In the 2001 movie The Shipping News, a veteran newspaper reporter teaches a novice reporter how to write “short, punchy, dramatic headlines.” He tells the young reporter to look out over the ocean off the coast and tell him what potential headline he sees. The young reporter says, “Horizon Fills With Dark Clouds?” No, the veteran scoffs, the headline should be “Imminent Storm Threatens Village.” But what if no storm is coming?, asks the novice. Well, then you’ve got a second headline ready and waiting, “Village Spared From Deadly Storm.” It is not really about the truth. It is about highlighting only the facts which support specific beliefs.

It is a reckless game to try to weaponize science for political gain. When warnings are shouted so loudly and turn out to be wrong, listeners learn not to listen. When retractions are not published when real data arrive, listeners learn not to trust. Science and news need to be value-neutral and reliable to maintain their integrity. In my view, we seem to have lost some of that lately. 


Barboza GE, Schiamberg LB, Pachl L (early online 9/16/20). A spatiotemporal analysis of the impact of COVID-19 on child abuse and neglect in the city of Los Angeles, California. Child Abuse & Neglect.

Bradbury-Jones C, Isham L (online 4/12/20). The pandemic paradox: The consequences of COVID-19 on domestic violence. Journal of Clinical Nursing.

Evans ML, Lindauer M, Farrell ME (online 9/16/20). A Pandemic within a Pandemic — Intimate Partner Violence during Covid-19. New England Journal of Medicine.

Faiola A, Herrerro AV (9/6/20). For women and children around the world, a double plague: Coronavirus and domestic violence. Washington Post.

Green P (online 4/28/20). Risk to children and young people during the Covid‐19 pandemic. BMJ 369:m1669.

Jentsch B, Schnock B (online 9/15/20). Child welfare in the midst of the coronavirus pandemic. Emerging evidence from Germany. Child Abuse & Neglect.

Øverlein C (online 8/18/20). The COVID‐19 Pandemic and Its Impact on Children in Domestic Violence Refuges. Child Abuse Review.

Peterman A, Potts A, O’Donnell M, et al. (April 2020). Pandemics and Violence Against Women and Children. Working Paper 528 from the Center for Global Development.

Petrowski N, Cappa C, Pereira A, Mason H, Daban RA (online 9/25/20), Violence against children during COVID-19 Assessing and understanding change in use of helplines. Child Abuse & Neglect.

Piquero AR, Riddell JR, Bishopp SA, et al. (online 6/14/20). Staying Home, Staying Safe? A Short-Term Analysis of COVID-19 on Dallas Domestic Violence. American Journal of Criminal Justice.

UN Women (2020). The Shadow Pandemic: Violence against women during COVID-19. Accessed 11/18/20.

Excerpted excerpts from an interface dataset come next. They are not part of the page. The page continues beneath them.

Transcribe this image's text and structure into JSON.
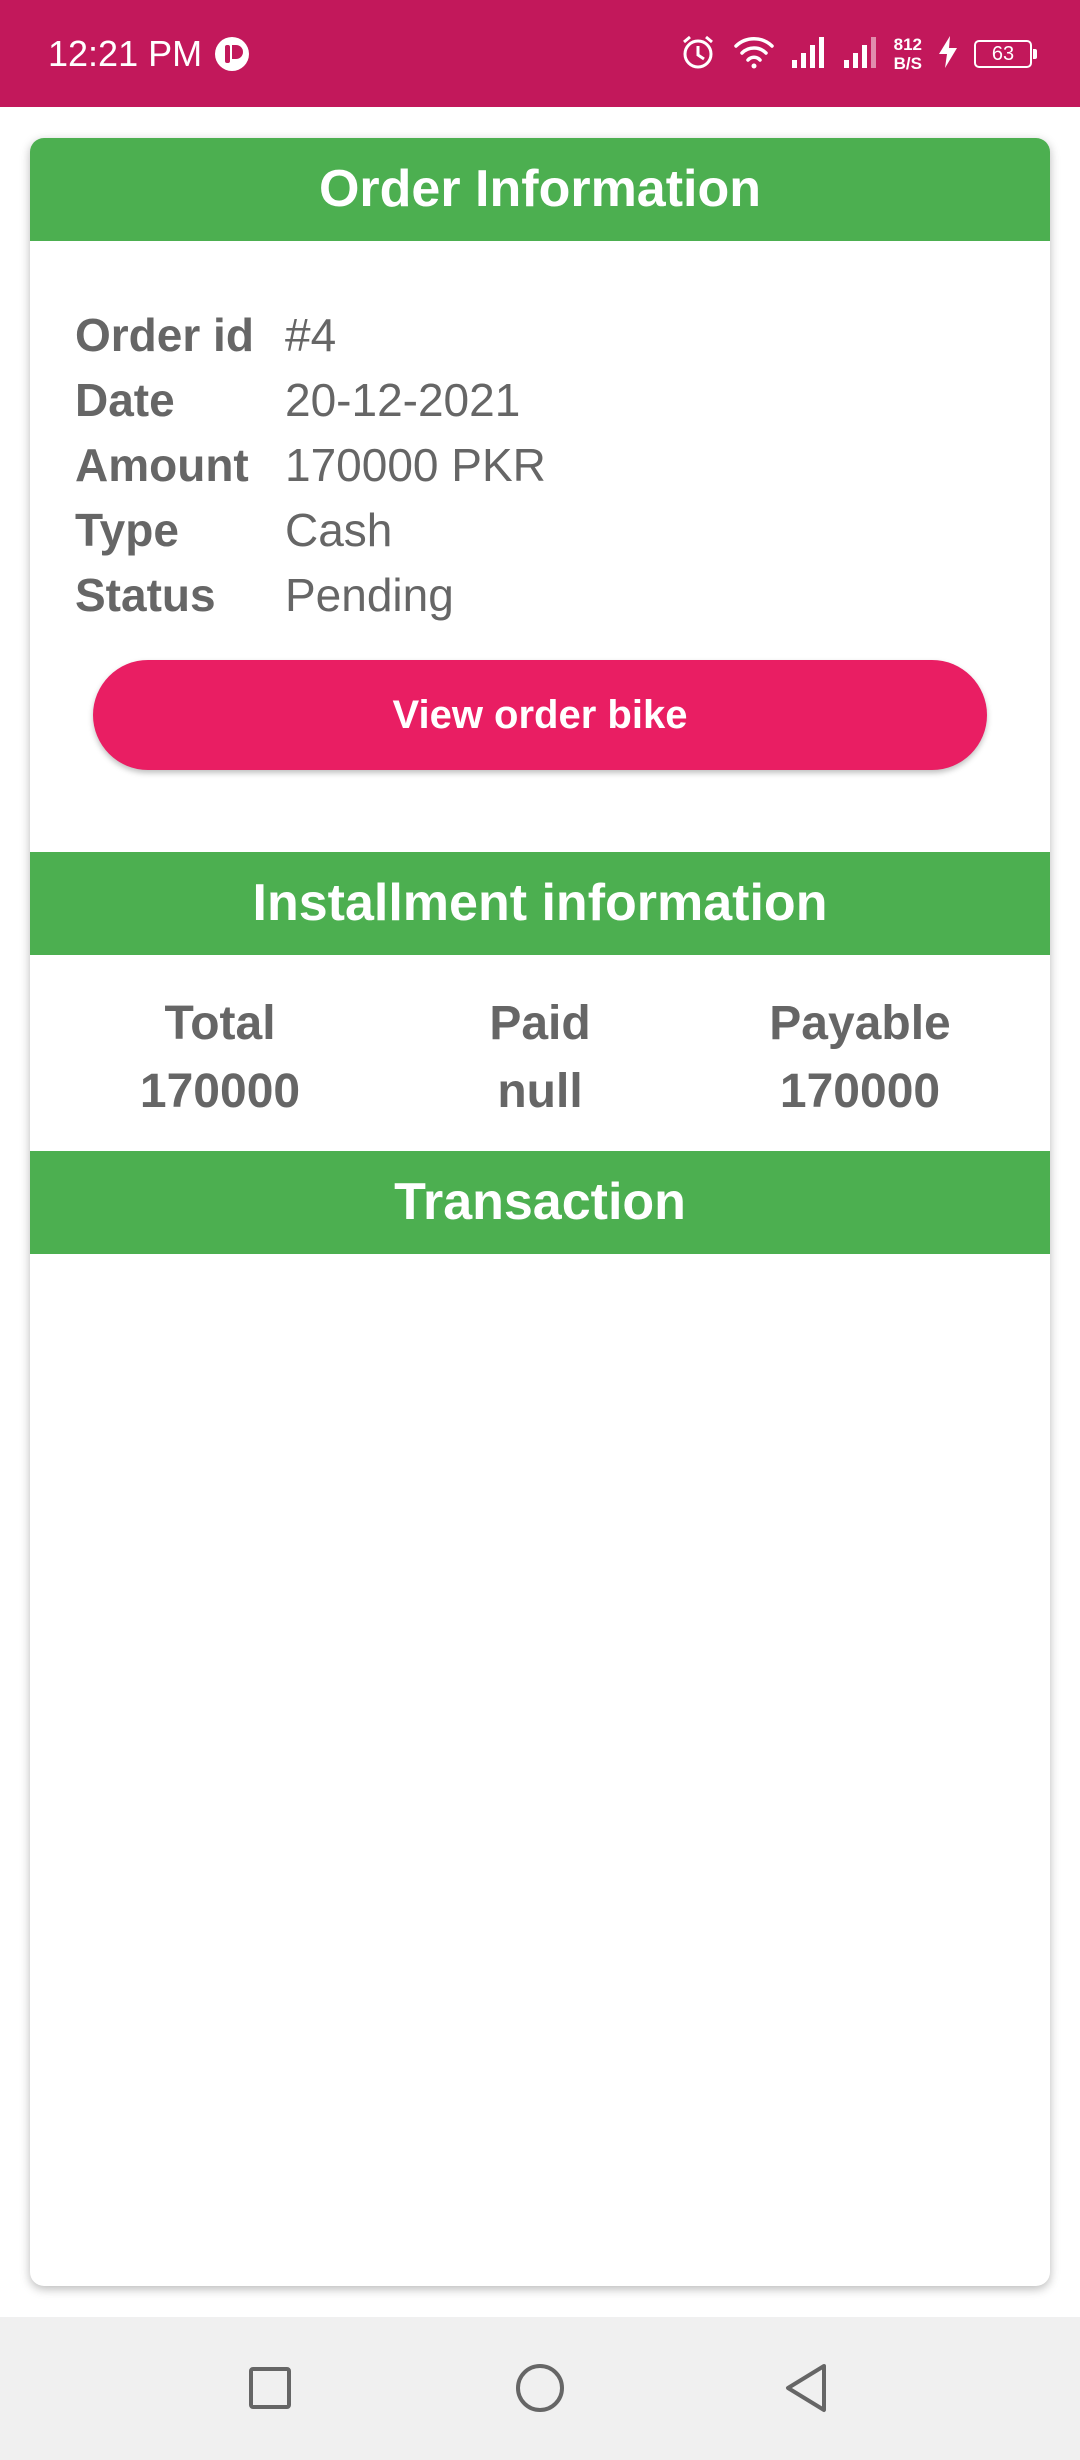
{
  "status_bar": {
    "time": "12:21 PM",
    "net_speed_value": "812",
    "net_speed_unit": "B/S",
    "battery_level": "63",
    "background_color": "#c2185b",
    "icons": [
      "alarm-icon",
      "wifi-icon",
      "signal-icon",
      "signal-icon",
      "charging-icon",
      "battery-icon"
    ]
  },
  "order_info": {
    "header": "Order Information",
    "rows": [
      {
        "label": "Order id",
        "value": "#4"
      },
      {
        "label": "Date",
        "value": "20-12-2021"
      },
      {
        "label": "Amount",
        "value": "170000 PKR"
      },
      {
        "label": "Type",
        "value": "Cash"
      },
      {
        "label": "Status",
        "value": "Pending"
      }
    ],
    "view_button_label": "View order bike",
    "button_color": "#e91e63"
  },
  "installment": {
    "header": "Installment information",
    "columns": [
      {
        "label": "Total",
        "value": "170000"
      },
      {
        "label": "Paid",
        "value": "null"
      },
      {
        "label": "Payable",
        "value": "170000"
      }
    ]
  },
  "transaction": {
    "header": "Transaction"
  },
  "theme": {
    "header_color": "#4caf50",
    "text_color": "#666666"
  },
  "nav_bar": {
    "buttons": [
      "recents-square-icon",
      "home-circle-icon",
      "back-triangle-icon"
    ]
  }
}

Wanqing Z (2020 3 2). Domestic violence cases surge during COVID-19 epidemic. Sixth Tone.

Wikipedia (2020). Impact of the COVID-19 pandemic on domestic violence. Accessed 11/15/20.